Determined to keep the mood going, when this planes lands in Syracuse, NY, I will get into my friend Erika Sigvardsdotter’s 1988 Dodge that she left behind after she returned to Sweden and drive across the United States toward the Wild West via Canada, sleeping in ruins along the way. My first major stop will be Detroit, the heart of US industrial urban exploration where I will search, alone and with no knowledge of the city, for glitches and ruptures to exploit. After that, I will head to the Twin Cities, Minneapolis and St. Paul (MSP), to go underground with Shotgun Mario, Darlingclem and the infamous MSP heavy hitters.
I will miss London. More importantly though, I will miss my friends. When I began exploring with the Can Openers, I expected to learn more about the city. I also hoped to become a better filmmaker and photographer (which I have, though I’ve got a long way to go still!). What I didn’t expect was to reach a to find some sort of divine wisdom in that dank, wet, cold city. In London, through our explorations, I finally found the desire to be a part of a community where I have always felt like the geek standing on the side in every other group. It has been such a blessing to find more geeks like me who were not content with virtual adventure and who strive to make the impossible possible.
In the end, I found a community full of practitioners who aren’t afraid to try something new. I have found a community who, when I see their name pop up on my iPhone, make my heartbeat accelerate because I know when I pick it up, something daring will ensue. I have found a community of people that I respect on the deepest level for their audacity, bravery, courage and passion.
I have never felt bonds so strong – we have entrusted our lives to each other so many times that we have become nothing short of a band of raiders. I often used to imagine us as the Band of the Hawk from Berserk or a World of Warcraft raiding guild until I realised at some point that I couldn’t even sit through movies or play video games anymore because our lives were more fun than what was one the screen. We killed my desire for media through embodied experience – what a revolution that is in this age!
This community has pushed me, time and time again, to put down the pen and to pick up the passion. What they were teaching me the whole time, I now think, was to learn to live in the present. Surprise. After years of roaming the world looking for magical wisdom hidden is some drippy Australian rain forest, practicing yoga and meditation on Hawaii beaches, and chillin out with Native Americans in Nothern California, it took a bunch of urbanites with cameras to show me that every moment in life must be lived with the upmost respect, care and appreciation. It took a group of what I thought in the beginning to be alternative historians to show me that there is nothing glamorous about nostalgia and that we own the future, come what may! The only thing that really matters is what we do with each of these sacred moments.

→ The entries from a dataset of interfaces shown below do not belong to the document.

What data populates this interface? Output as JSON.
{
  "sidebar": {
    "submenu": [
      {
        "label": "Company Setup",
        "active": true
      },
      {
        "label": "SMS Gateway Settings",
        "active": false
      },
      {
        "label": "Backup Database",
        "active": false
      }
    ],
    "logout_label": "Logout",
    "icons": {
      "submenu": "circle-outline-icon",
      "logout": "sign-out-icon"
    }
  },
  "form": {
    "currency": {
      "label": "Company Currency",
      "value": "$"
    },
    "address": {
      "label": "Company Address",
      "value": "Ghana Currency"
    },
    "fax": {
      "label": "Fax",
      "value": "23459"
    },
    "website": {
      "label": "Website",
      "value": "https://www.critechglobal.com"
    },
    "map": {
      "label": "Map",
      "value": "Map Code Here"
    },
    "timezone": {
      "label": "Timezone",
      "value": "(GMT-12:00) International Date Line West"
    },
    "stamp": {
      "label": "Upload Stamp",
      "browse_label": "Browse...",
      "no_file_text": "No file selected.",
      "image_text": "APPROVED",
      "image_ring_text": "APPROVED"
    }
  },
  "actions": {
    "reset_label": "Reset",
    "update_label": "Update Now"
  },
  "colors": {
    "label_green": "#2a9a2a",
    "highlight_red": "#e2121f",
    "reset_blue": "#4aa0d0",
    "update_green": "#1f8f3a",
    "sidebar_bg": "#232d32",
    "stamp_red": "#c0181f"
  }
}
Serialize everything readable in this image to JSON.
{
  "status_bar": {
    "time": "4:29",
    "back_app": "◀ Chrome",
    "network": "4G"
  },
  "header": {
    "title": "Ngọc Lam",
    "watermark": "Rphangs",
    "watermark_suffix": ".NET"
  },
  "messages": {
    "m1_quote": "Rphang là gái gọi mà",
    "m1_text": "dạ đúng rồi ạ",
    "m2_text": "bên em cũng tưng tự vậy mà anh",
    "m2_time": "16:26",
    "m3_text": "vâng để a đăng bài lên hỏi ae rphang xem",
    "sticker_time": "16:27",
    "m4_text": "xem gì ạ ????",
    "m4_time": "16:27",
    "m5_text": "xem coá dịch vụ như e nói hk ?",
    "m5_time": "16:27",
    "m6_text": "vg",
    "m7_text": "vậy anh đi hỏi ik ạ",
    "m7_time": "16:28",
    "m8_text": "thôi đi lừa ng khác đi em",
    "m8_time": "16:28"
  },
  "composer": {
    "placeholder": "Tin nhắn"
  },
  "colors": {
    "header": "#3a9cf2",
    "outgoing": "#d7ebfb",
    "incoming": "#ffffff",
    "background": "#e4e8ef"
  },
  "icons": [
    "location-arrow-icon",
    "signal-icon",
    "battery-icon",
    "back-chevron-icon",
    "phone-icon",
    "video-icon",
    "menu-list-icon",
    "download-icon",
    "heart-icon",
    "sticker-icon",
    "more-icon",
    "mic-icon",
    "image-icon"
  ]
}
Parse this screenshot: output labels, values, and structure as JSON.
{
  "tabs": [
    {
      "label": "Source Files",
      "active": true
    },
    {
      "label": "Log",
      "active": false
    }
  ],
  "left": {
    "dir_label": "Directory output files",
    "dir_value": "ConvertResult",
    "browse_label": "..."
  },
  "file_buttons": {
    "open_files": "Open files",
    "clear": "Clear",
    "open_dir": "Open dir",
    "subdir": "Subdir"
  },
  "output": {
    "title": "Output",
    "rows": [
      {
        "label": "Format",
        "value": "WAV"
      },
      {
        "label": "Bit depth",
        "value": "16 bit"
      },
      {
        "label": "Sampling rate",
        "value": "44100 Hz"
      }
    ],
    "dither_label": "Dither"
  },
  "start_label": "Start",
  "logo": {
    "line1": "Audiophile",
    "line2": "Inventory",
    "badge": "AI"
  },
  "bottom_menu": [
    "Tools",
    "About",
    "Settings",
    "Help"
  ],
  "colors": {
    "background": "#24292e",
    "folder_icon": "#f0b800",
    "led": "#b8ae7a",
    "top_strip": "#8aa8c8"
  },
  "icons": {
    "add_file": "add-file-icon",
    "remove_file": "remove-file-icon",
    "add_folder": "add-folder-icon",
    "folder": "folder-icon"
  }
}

Although I am going away to try and make good on the investment this community has made in me, I can never repay them for all they have done – it was the essence of life itself offered to me, a drink from a chalice that made us all immortal. From Canada to Detroit to MSP to Sin City, I feel like I now travel with an awareness that will never fail me, London watching my every move with a wry smirk. So while Place Hacking may morph into something else over the next few months while I write up, I know it must and I am not afraid – because everything changes.
Long live London! Long live curiosity! Explore everything!